→ TRY IT
Indicate how many lines in the listing below contain the word "Configuration". No other output is permitted.

→ DATA PROVIDED
┌──
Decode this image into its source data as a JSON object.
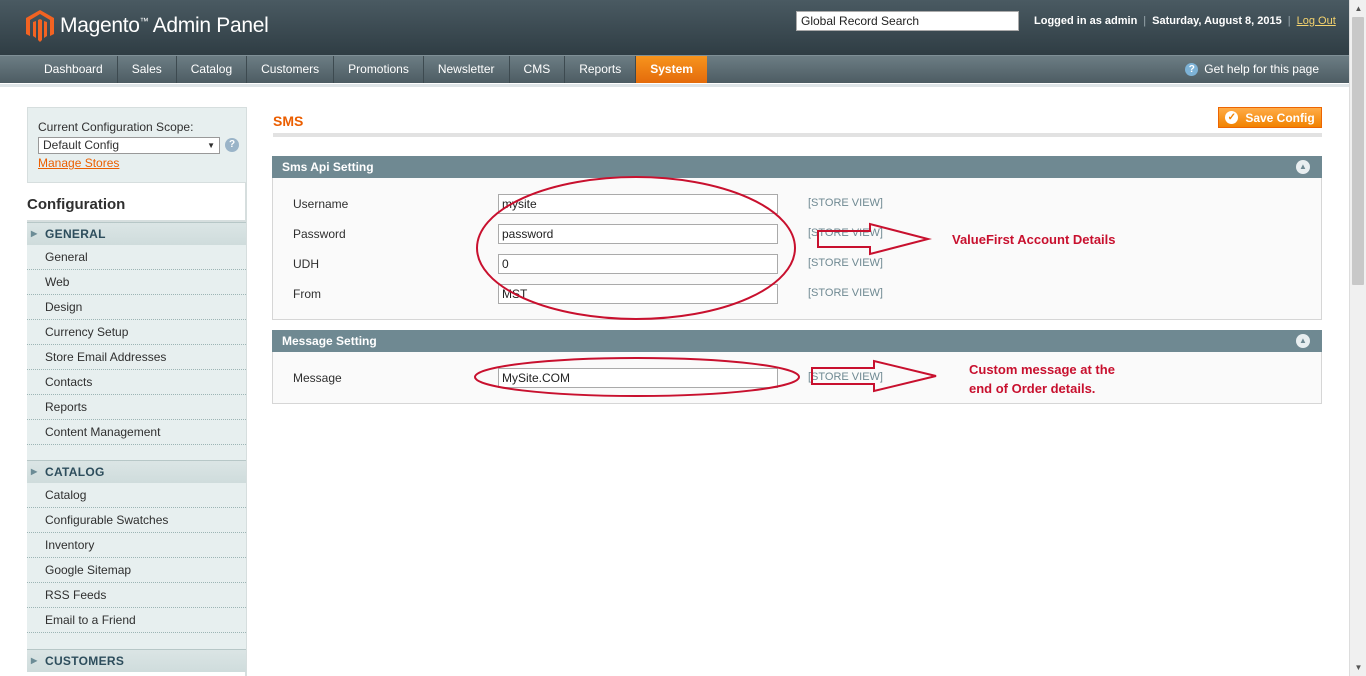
{
  "header": {
    "brand": "Magento",
    "brand_suffix": "Admin Panel",
    "search_value": "Global Record Search",
    "logged_in": "Logged in as admin",
    "date": "Saturday, August 8, 2015",
    "logout": "Log Out"
  },
  "nav": {
    "items": [
      "Dashboard",
      "Sales",
      "Catalog",
      "Customers",
      "Promotions",
      "Newsletter",
      "CMS",
      "Reports",
      "System"
    ],
    "active": "System",
    "help": "Get help for this page"
  },
  "scope": {
    "label": "Current Configuration Scope:",
    "selected": "Default Config",
    "manage_stores": "Manage Stores"
  },
  "sidebar": {
    "title": "Configuration",
    "groups": [
      {
        "label": "GENERAL",
        "items": [
          "General",
          "Web",
          "Design",
          "Currency Setup",
          "Store Email Addresses",
          "Contacts",
          "Reports",
          "Content Management"
        ]
      },
      {
        "label": "CATALOG",
        "items": [
          "Catalog",
          "Configurable Swatches",
          "Inventory",
          "Google Sitemap",
          "RSS Feeds",
          "Email to a Friend"
        ]
      },
      {
        "label": "CUSTOMERS",
        "items": []
      }
    ]
  },
  "main": {
    "title": "SMS",
    "save_label": "Save Config",
    "sections": [
      {
        "title": "Sms Api Setting",
        "fields": [
          {
            "label": "Username",
            "value": "mysite",
            "scope": "[STORE VIEW]"
          },
          {
            "label": "Password",
            "value": "password",
            "scope": "[STORE VIEW]"
          },
          {
            "label": "UDH",
            "value": "0",
            "scope": "[STORE VIEW]"
          },
          {
            "label": "From",
            "value": "MST",
            "scope": "[STORE VIEW]"
          }
        ]
      },
      {
        "title": "Message Setting",
        "fields": [
          {
            "label": "Message",
            "value": "MySite.COM",
            "scope": "[STORE VIEW]"
          }
        ]
      }
    ]
  },
  "annotations": {
    "account": "ValueFirst Account Details",
    "message_line1": "Custom message at the",
    "message_line2": "end of Order details.",
    "color": "#c8102e"
  },
  "colors": {
    "accent": "#eb5e00",
    "header": "#2f3d44",
    "section_head": "#6f8992"
  }
}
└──
→ ANSWER
2